Ball screens could no longer shake a Jay loose, and the offense stalled. Marcus Foster couldn’t carry this team, though he tried his damndest to do so. Jonathan Mulmore proceeded to hit a three with 4:12 left in the second half to bring the Hoyas within one point. The sweat teeming from these pinkclad fans began pooling at their feet, the aisles turning into a soupy mess of bourgeoisie bodily liquids, a cesspool of their own making.
Then, as always, TOBY! Fucking Hegner bailed out the Bluejays with a wide open triple that the interior of defense couldn’t defend. The only problem? Jahvon Blair answered right back.
Khyri Thomas then forced a turnover, something he’s been known to do, and acquired an and-one. He made the free throw, pushing the Bluejay lead back out to 4. A turnover caused by Ronnie Harrell Jr., then gave the Bluejays an opportunity to stretch the lead, and after a three pointer by Davion Mintz, he did just that. 76-70 with 1:15 left.
A bucket by Marcus Derrickson put the game within two scores, or one if a three point shooter gets fouled.
In a confusing set of circumstances, Georgetown fouled Marcus Foster with 51 seconds left. Marcus Foster is a good free throw shooter. There were better options. Coach Ewing seemed to think so as well.
Foster made both.
TOBY! Hegner then got a block on the other end, Foster made a couple free throws on the returning end, and the game came to its rightful conclusion with the Bluejays coming away with a victory.
Except, things can never be that easy. On the other end, Foster fouled Marcus Derrickson... while Derrickson was shooting a three. Derrickson proceeded to make all three free throws, closing the gap to just 5 points at 80-75. Georgetown then proceeded to foul Davion Mintz before the ball was inbounded, saving time on the clock with 31 seconds.
Mintz made both. 82-75.
Jahvon Blair then forced a three pointer on the other end, burning 14 valuable seconds off the clock, and the ball whirled around the tin but popped out at the last second. No good, Mintz gets the rebound, and gets two more free throws.
He missed the first, made the second.
On the other end, Khyri Thomas stole the ball from Jamorko Pickett. He was fouled, and went to the line and made both. 85-75.

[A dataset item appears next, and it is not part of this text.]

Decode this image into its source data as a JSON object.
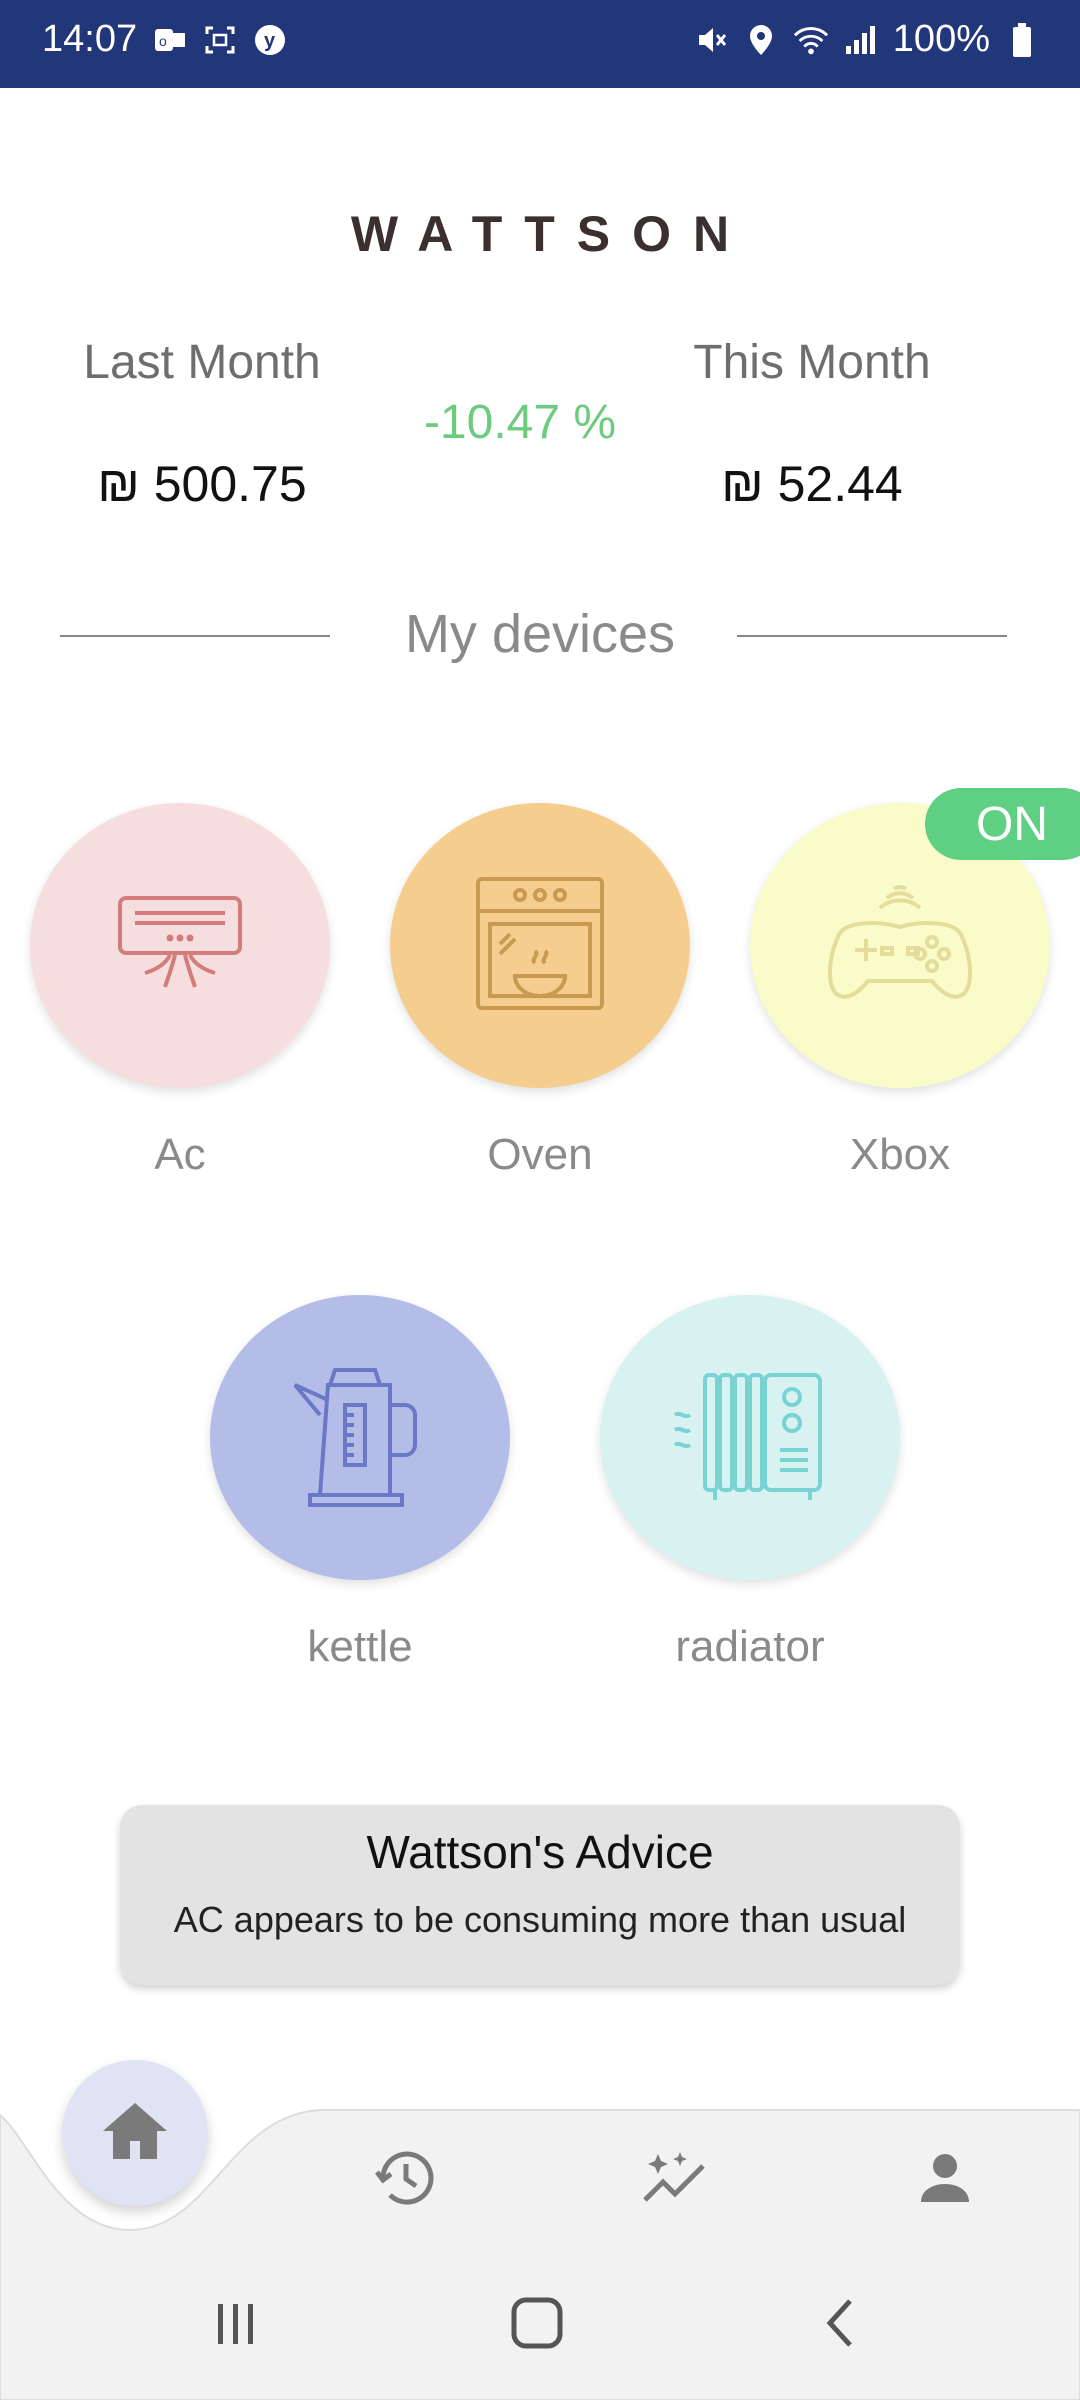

Jonathan Mulmore then scored on the return. It didn’t matter.
Marcus Foster finished with a shitload of points. The young Aussie finished with two points.
The young Aussie’s name is Jacob Epperson.